*ASSIGNMENT*:
Report every line below that has the string "icon" in it.

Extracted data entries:
[Start of section]
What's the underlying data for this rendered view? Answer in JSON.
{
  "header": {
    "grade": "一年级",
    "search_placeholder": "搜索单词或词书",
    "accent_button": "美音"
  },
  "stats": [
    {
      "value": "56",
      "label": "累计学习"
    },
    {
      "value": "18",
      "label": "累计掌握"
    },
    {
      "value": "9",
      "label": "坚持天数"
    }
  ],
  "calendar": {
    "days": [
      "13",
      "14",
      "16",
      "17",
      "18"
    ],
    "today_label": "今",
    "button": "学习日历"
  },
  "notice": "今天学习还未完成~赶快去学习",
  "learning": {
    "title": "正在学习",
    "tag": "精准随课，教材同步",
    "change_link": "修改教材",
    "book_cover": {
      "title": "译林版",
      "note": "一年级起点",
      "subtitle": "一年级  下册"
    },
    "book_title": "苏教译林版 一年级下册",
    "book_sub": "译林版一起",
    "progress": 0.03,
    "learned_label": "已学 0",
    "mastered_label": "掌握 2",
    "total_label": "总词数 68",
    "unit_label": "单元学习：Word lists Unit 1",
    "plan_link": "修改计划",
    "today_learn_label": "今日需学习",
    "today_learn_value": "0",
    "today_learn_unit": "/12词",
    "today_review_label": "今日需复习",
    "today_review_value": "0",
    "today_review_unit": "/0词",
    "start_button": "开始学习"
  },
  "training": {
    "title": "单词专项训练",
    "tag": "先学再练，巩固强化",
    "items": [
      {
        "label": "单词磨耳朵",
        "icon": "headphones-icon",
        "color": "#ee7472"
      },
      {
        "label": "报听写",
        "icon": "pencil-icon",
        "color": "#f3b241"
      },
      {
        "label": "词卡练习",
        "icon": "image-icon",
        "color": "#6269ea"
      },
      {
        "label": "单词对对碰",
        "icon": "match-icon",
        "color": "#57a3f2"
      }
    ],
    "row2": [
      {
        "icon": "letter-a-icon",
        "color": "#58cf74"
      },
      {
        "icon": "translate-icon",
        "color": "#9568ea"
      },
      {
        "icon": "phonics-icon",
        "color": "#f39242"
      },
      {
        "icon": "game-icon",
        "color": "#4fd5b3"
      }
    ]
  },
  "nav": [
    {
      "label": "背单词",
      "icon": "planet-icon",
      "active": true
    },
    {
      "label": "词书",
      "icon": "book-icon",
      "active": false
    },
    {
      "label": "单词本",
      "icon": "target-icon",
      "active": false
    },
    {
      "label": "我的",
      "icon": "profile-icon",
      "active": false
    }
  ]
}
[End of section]
*TASK OUTPUT*:
        "icon": "headphones-icon",
        "icon": "pencil-icon",
        "icon": "image-icon",
        "icon": "match-icon",
        "icon": "letter-a-icon",
        "icon": "translate-icon",
        "icon": "phonics-icon",
        "icon": "game-icon",
      "icon": "planet-icon",
      "icon": "book-icon",
      "icon": "target-icon",
      "icon": "profile-icon",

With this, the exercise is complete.